Sunday, December 11, 1966

Thompson Memorial Chapel Program Featuring MLK

,

This program highlights Dr. King as guest preacher for Thompson Memorial Chapel's Sunday service.

Sunday, April 16, 1961

Letter from Edmond G. Jeffries to MLK

,

Edmond G. Jeffries writes Dr. King after hearing him speak at the Chicago Sunday Evening Club. Jeffries states, "The injustices that the white man has visited on the colored man for hundreds of years burns my soul." Jeffries expresses that he only wants to be a Christian.

Sunday, January 27, 1963

SCLC Project Report

The staff of SCLC provides a memorandum report to supporters regarding the status of current programs and projects. Important financial facts about the organization are also included.

Letter of Support from Bishop W.M. Jones

,

Bishop W. M. Jones drafts this correspondence to Dr. King, offering prayers to him and his co-workers.

Wednesday, September 4, 1963

Letter from Jack Greenberg to MLK

,

Jack Greenberg informs Dr. King that he has filed a case in Mississippi "requesting the court to require law enforcement officials to protect civil rights workers and other citizens."

Tuesday, July 5, 1966

Letter from Edna Patricia Mildred Smith to MLK

Edna Smith, a high school senior, expresses her admiration to Dr. King and his works. She informs of the low ranking she received at a speech contest and asks him to prepare a ten-minute speech for their state contest. She also seeks his advice regarding her academic plans after high school.

MLK Comments on Jack O'Dell's Alleged Communist Ties

Dr. King attempts to correct the erroneous impressions created by various newspapers alleging Jack O'Dell's connection to "Communist" activities. While Dr. King maintains Mr. O'Dell's strong work performance, the Detroit native will relinquish his role "in order to avoid embarrassment to SCLC."

Statement Before the Credentials Committee by MLK

,
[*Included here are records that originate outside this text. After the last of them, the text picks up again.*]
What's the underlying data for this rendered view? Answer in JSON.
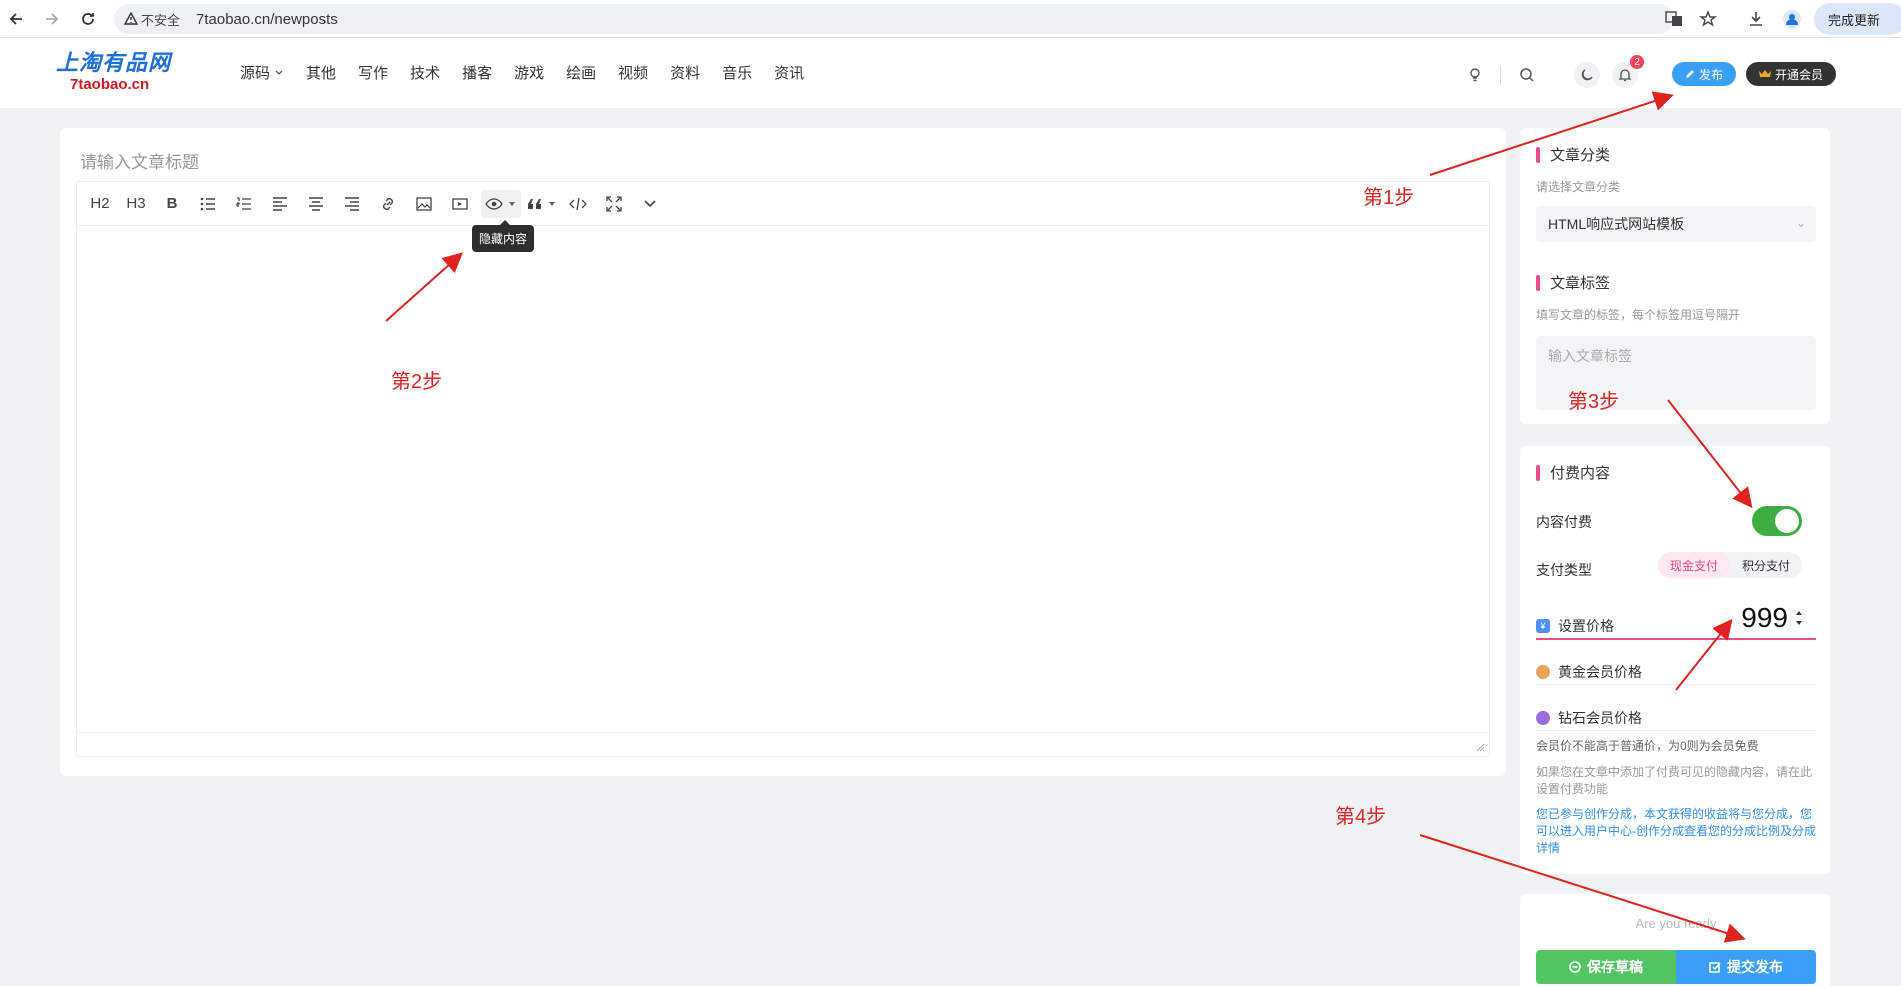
{
  "browser": {
    "security_label": "不安全",
    "url": "7taobao.cn/newposts",
    "update_label": "完成更新"
  },
  "site": {
    "logo_cn": "上淘有品网",
    "logo_domain": "7taobao.cn",
    "nav": [
      "源码",
      "其他",
      "写作",
      "技术",
      "播客",
      "游戏",
      "绘画",
      "视频",
      "资料",
      "音乐",
      "资讯"
    ],
    "notification_count": "2",
    "publish_label": "发布",
    "vip_label": "开通会员"
  },
  "editor": {
    "title_placeholder": "请输入文章标题",
    "toolbar": {
      "h2": "H2",
      "h3": "H3",
      "bold": "B"
    },
    "tooltip": "隐藏内容"
  },
  "sidebar": {
    "category": {
      "heading": "文章分类",
      "hint": "请选择文章分类",
      "value": "HTML响应式网站模板"
    },
    "tags": {
      "heading": "文章标签",
      "hint": "填写文章的标签，每个标签用逗号隔开",
      "placeholder": "输入文章标签"
    },
    "paid": {
      "heading": "付费内容",
      "toggle_label": "内容付费",
      "toggle_on": true,
      "pay_type_label": "支付类型",
      "pay_options": [
        "现金支付",
        "积分支付"
      ],
      "price_label": "设置价格",
      "price_value": "999",
      "gold_label": "黄金会员价格",
      "diamond_label": "钻石会员价格",
      "note1": "会员价不能高于普通价，为0则为会员免费",
      "note2": "如果您在文章中添加了付费可见的隐藏内容，请在此设置付费功能",
      "note3": "您已参与创作分成，本文获得的收益将与您分成，您可以进入用户中心-创作分成查看您的分成比例及分成详情"
    },
    "submit": {
      "ready_text": "Are you ready",
      "draft_label": "保存草稿",
      "submit_label": "提交发布"
    }
  },
  "annotations": {
    "step1": "第1步",
    "step2": "第2步",
    "step3": "第3步",
    "step4": "第4步"
  },
  "colors": {
    "accent": "#ec4c8c",
    "publish_blue": "#3aa0f7",
    "toggle_green": "#3dae3f",
    "annotation_red": "#e0231f"
  }
}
In this statement before the Credentials Committee of the Democratic National Committee, Dr. King urges that the Mississippi Freedom Democratic Party be seated and recognized at the convention. Dr. King declares that the Democratic Party in Mississippi itself is unjust and vows to keep black Mississippians off of the voting rolls. Dr.King uses the analogy of how can we as Americans preach "freedom and democracy" in Africa and Asia, yet refuse to provide its own citizens with such rights.
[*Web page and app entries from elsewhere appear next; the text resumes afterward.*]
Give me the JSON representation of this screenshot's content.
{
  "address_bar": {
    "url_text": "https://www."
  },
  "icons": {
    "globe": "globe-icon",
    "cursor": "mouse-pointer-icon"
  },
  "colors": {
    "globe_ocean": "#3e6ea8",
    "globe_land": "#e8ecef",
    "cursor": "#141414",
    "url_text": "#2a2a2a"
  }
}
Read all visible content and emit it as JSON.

Saturday, August 22, 1964

Letter from John Edgar Hoover to All Law Enforcement Officials

,

In this letter, President Hoover addresses all F.B.I. law enforcement officials. He discusses America's opposition to communism and describes it as an "insidious menace." However, Hoover warns that "attributing every adversity to communism" is ineffective and senseless. Instead he suggests that in order to defeat communism, it must be thoroughly studied and analyzed.

Saturday, April 1, 1961
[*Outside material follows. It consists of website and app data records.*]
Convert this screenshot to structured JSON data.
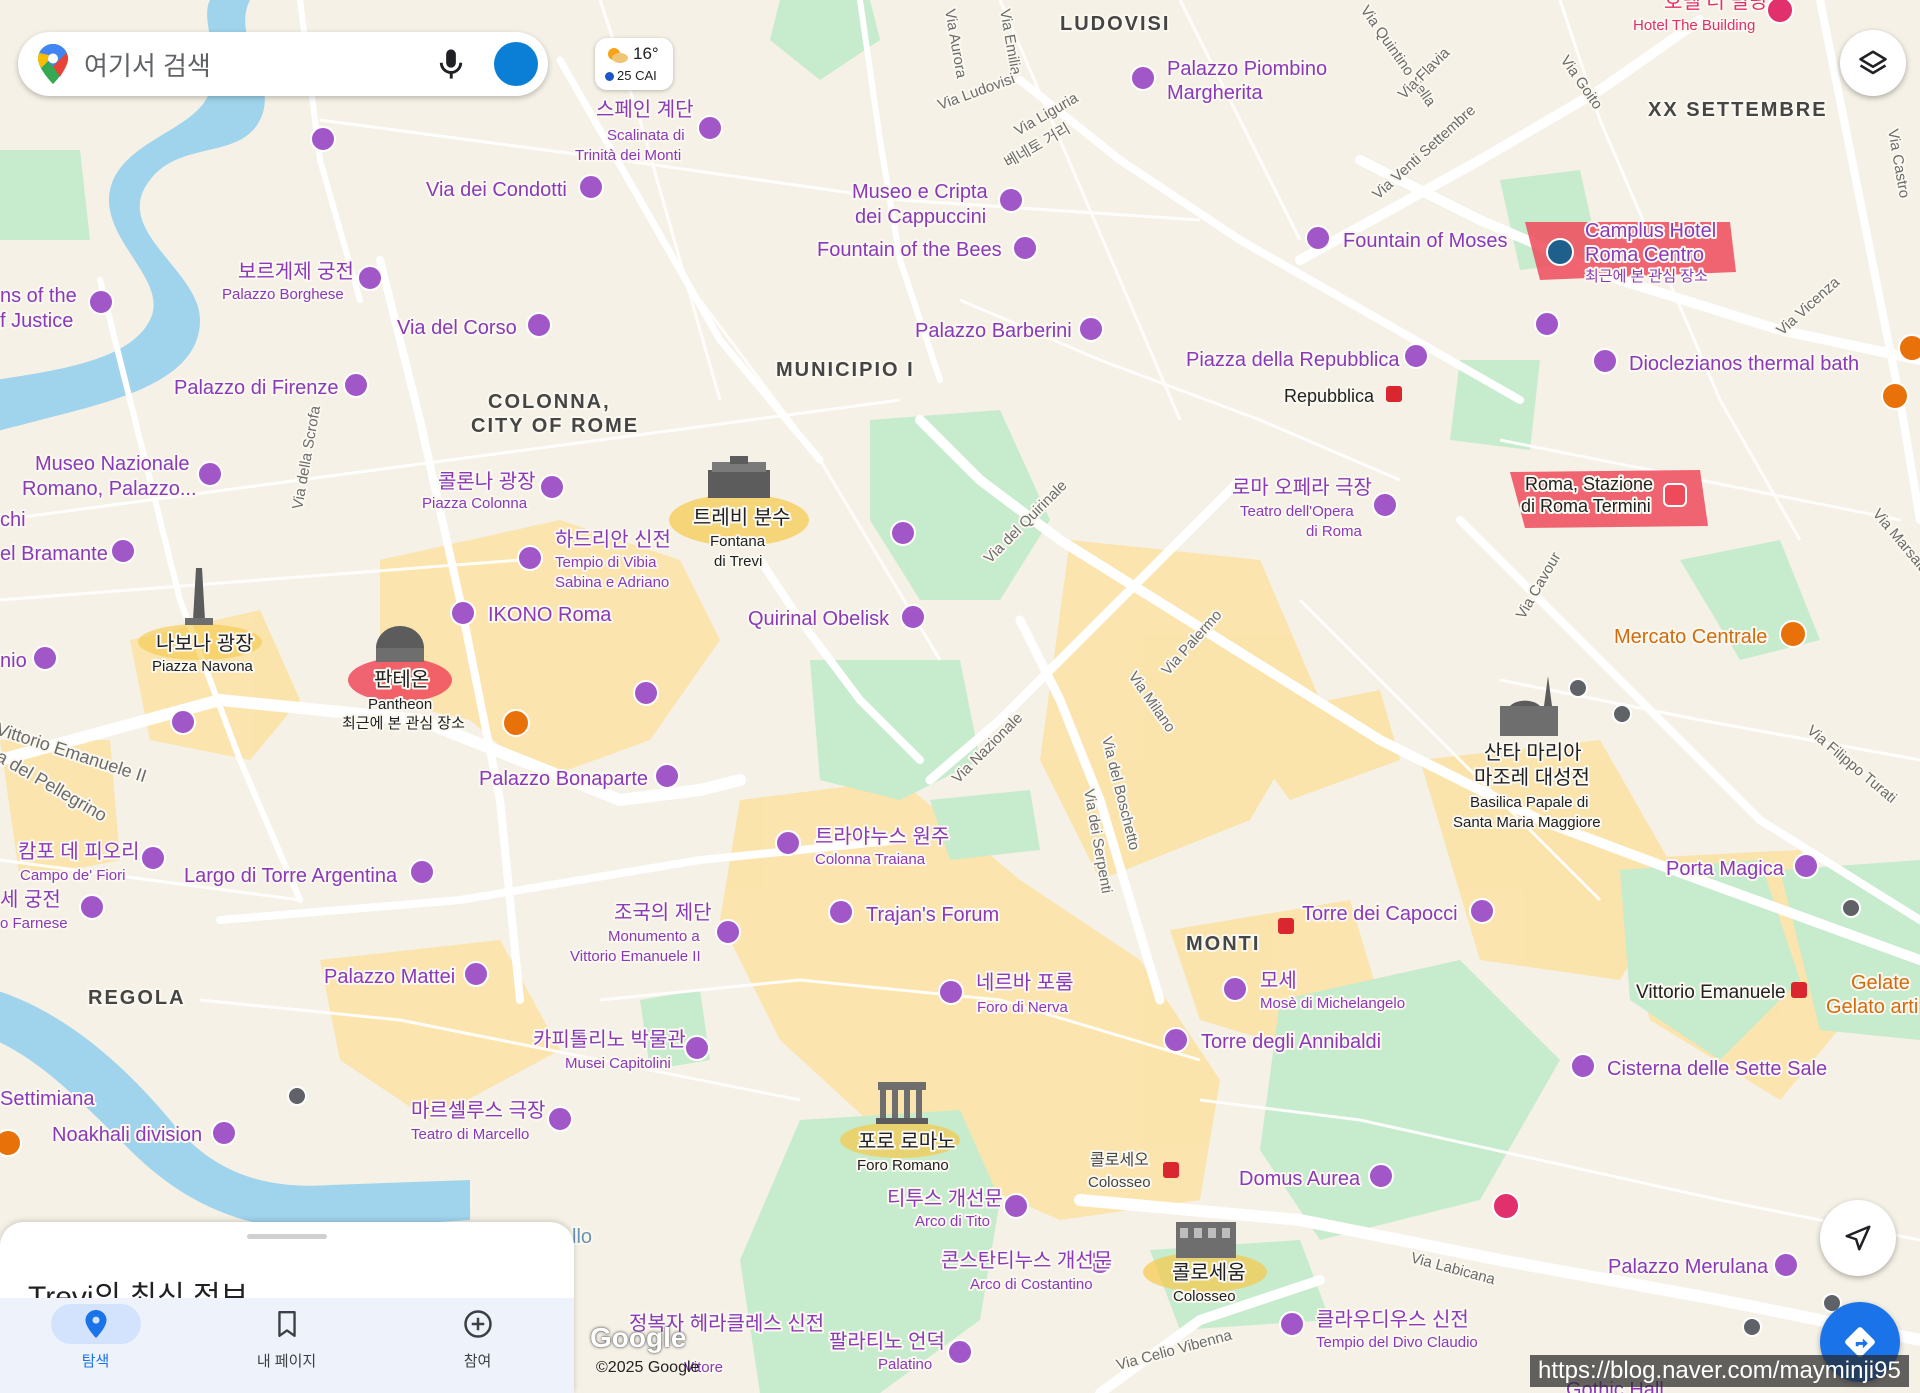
{
  "search": {
    "placeholder": "여기서 검색"
  },
  "weather": {
    "temp": "16°",
    "aqi": "25 CAI"
  },
  "districts": [
    "LUDOVISI",
    "XX SETTEMBRE",
    "MUNICIPIO I",
    "COLONNA,",
    "CITY OF ROME",
    "MONTI",
    "REGOLA"
  ],
  "streets": [
    "Via Aurora",
    "Via Emilia",
    "Via Ludovisi",
    "Via Liguria",
    "베네토 거리",
    "Via Quintino Sella",
    "Via Flavia",
    "Via Goito",
    "Via Venti Settembre",
    "Via Vicenza",
    "Via del Quirinale",
    "Via Palermo",
    "Via Milano",
    "Via Nazionale",
    "Via del Boschetto",
    "Via dei Serpenti",
    "Via Cavour",
    "Via Filippo Turati",
    "Via Marsala",
    "Via della Scrofa",
    "Vittorio Emanuele II",
    "Via Labicana",
    "Via Celio Vibenna",
    "Via Castro"
  ],
  "pois": [
    {
      "name": "스페인 계단",
      "sub1": "Scalinata di",
      "sub2": "Trinità dei Monti"
    },
    {
      "name": "Via dei Condotti"
    },
    {
      "name": "보르게제 궁전",
      "sub1": "Palazzo Borghese"
    },
    {
      "name": "Via del Corso"
    },
    {
      "name": "Palazzo di Firenze"
    },
    {
      "name": "Museo Nazionale",
      "sub1": "Romano, Palazzo..."
    },
    {
      "name": "콜론나 광장",
      "sub1": "Piazza Colonna"
    },
    {
      "name": "하드리안 신전",
      "sub1": "Tempio di Vibia",
      "sub2": "Sabina e Adriano"
    },
    {
      "name": "IKONO Roma"
    },
    {
      "name": "트레비 분수",
      "sub1": "Fontana",
      "sub2": "di Trevi"
    },
    {
      "name": "나보나 광장",
      "sub1": "Piazza Navona"
    },
    {
      "name": "판테온",
      "sub1": "Pantheon",
      "sub2": "최근에 본 관심 장소"
    },
    {
      "name": "Palazzo Bonaparte"
    },
    {
      "name": "캄포 데 피오리",
      "sub1": "Campo de' Fiori"
    },
    {
      "name": "Largo di Torre Argentina"
    },
    {
      "name": "세 궁전",
      "sub1": "o Farnese"
    },
    {
      "name": "Palazzo Mattei"
    },
    {
      "name": "조국의 제단",
      "sub1": "Monumento a",
      "sub2": "Vittorio Emanuele II"
    },
    {
      "name": "트라야누스 원주",
      "sub1": "Colonna Traiana"
    },
    {
      "name": "Trajan's Forum"
    },
    {
      "name": "카피톨리노 박물관",
      "sub1": "Musei Capitolini"
    },
    {
      "name": "마르셀루스 극장",
      "sub1": "Teatro di Marcello"
    },
    {
      "name": "Noakhali division"
    },
    {
      "name": "Settimiana"
    },
    {
      "name": "포로 로마노",
      "sub1": "Foro Romano"
    },
    {
      "name": "티투스 개선문",
      "sub1": "Arco di Tito"
    },
    {
      "name": "콘스탄티누스 개선문",
      "sub1": "Arco di Costantino"
    },
    {
      "name": "콜로세움",
      "sub1": "Colosseo"
    },
    {
      "name": "팔라티노 언덕",
      "sub1": "Palatino"
    },
    {
      "name": "정복자 헤라클레스 신전"
    },
    {
      "name": "네르바 포룸",
      "sub1": "Foro di Nerva"
    },
    {
      "name": "모세",
      "sub1": "Mosè di Michelangelo"
    },
    {
      "name": "Torre degli Annibaldi"
    },
    {
      "name": "Domus Aurea"
    },
    {
      "name": "클라우디우스 신전",
      "sub1": "Tempio del Divo Claudio"
    },
    {
      "name": "Palazzo Merulana"
    },
    {
      "name": "Quirinal Obelisk"
    },
    {
      "name": "Palazzo Piombino",
      "sub1": "Margherita"
    },
    {
      "name": "Museo e Cripta",
      "sub1": "dei Cappuccini"
    },
    {
      "name": "Fountain of the Bees"
    },
    {
      "name": "Palazzo Barberini"
    },
    {
      "name": "Fountain of Moses"
    },
    {
      "name": "Piazza della Repubblica"
    },
    {
      "name": "로마 오페라 극장",
      "sub1": "Teatro dell'Opera",
      "sub2": "di Roma"
    },
    {
      "name": "Dioclezianos thermal bath"
    },
    {
      "name": "산타 마리아",
      "sub1": "마조레 대성전",
      "sub2": "Basilica Papale di",
      "sub3": "Santa Maria Maggiore"
    },
    {
      "name": "Porta Magica"
    },
    {
      "name": "Torre dei Capocci"
    },
    {
      "name": "Cisterna delle Sette Sale"
    },
    {
      "name": "Vittorio Emanuele"
    },
    {
      "name": "Gelato arti"
    },
    {
      "name": "Gelate"
    },
    {
      "name": "ns of the"
    },
    {
      "name": "f Justice"
    },
    {
      "name": "el Bramante"
    },
    {
      "name": "chi"
    },
    {
      "name": "nio"
    },
    {
      "name": "Vittorio Emanuele II"
    },
    {
      "name": "a del Pellegrino"
    }
  ],
  "saved": [
    {
      "name": "Camplus Hotel",
      "sub1": "Roma Centro",
      "sub2": "최근에 본 관심 장소"
    },
    {
      "name": "Roma, Stazione",
      "sub1": "di Roma Termini"
    },
    {
      "name": "Hotel The Building",
      "top": "호텔 더 빌딩"
    }
  ],
  "food": [
    "Mercato Centrale"
  ],
  "transit": [
    "Repubblica",
    "Colosseo",
    "콜로세오"
  ],
  "river_label": "llo",
  "gothic": "Gothic Hall",
  "trajan_partial": "Vitore",
  "sheet": {
    "title": "Trevi의 최신 정보"
  },
  "nav": [
    {
      "label": "탐색",
      "icon": "pin-icon",
      "active": true
    },
    {
      "label": "내 페이지",
      "icon": "bookmark-icon",
      "active": false
    },
    {
      "label": "참여",
      "icon": "add-circle-icon",
      "active": false
    }
  ],
  "watermark": "https://blog.naver.com/mayminji95",
  "google": "Google",
  "copyright": "©2025 Google",
  "colors": {
    "poi": "#8a3ab9",
    "highlight_red": "#ef4a5a",
    "highlight_yellow": "#f7c948",
    "water": "#9fd4ec",
    "park": "#c7ebcd",
    "accent": "#1a73e8"
  }
}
Letter from Alan Campbell to MLK

,

Alan B. Campbell writes Dr. King to express his appreciation for the address "Paul's letter to American Christians," which he hopes to republish in national journals such as Readers' Digest.

Friday, July 26, 1963

Letter from MLK to David Sutton

,

Dr. King declines an invitation from the Downtown Luncheon Club to speak in Philadelphia.

Friday, September 10, 1965

Letter from Rayphil Clark to MLK

,

Michigan inmate Rayphil Clark urges Dr. King to assist him with receiving fair treatment during his incarceration. Clark lists multiple situations where Negro employees and inmates are intimidated by white prison officials. Most importantly, Clark feels that he is constantly being singled out and subjected to horrible treatment. According to Clark's description of prison officials, "they are more concerned with racial vengenaude then they are re-habiliation."

Wednesday, September 29, 1965

Telegram from Edward Daniels to MLK

,

Edward Daniels extends an invitation for Dr. King to be the keynote speaker at the National Conference of Anti-Poverty Agencies.

Tuesday, February 6, 1968

Niebuhr (Christ)

Dr. King writes on Niebuhr's perception of Christ.

Letter from MLK to D. Martin Fischer about American People

,

Dr. King thanks Prof. Fischer for "submitting [his] thoughts and words of warning for the American People." Dr. King agrees with the professor's assertion that we should all try to "avoid the excesses and horrors of war."

Tuesday, July 11, 1967

Pages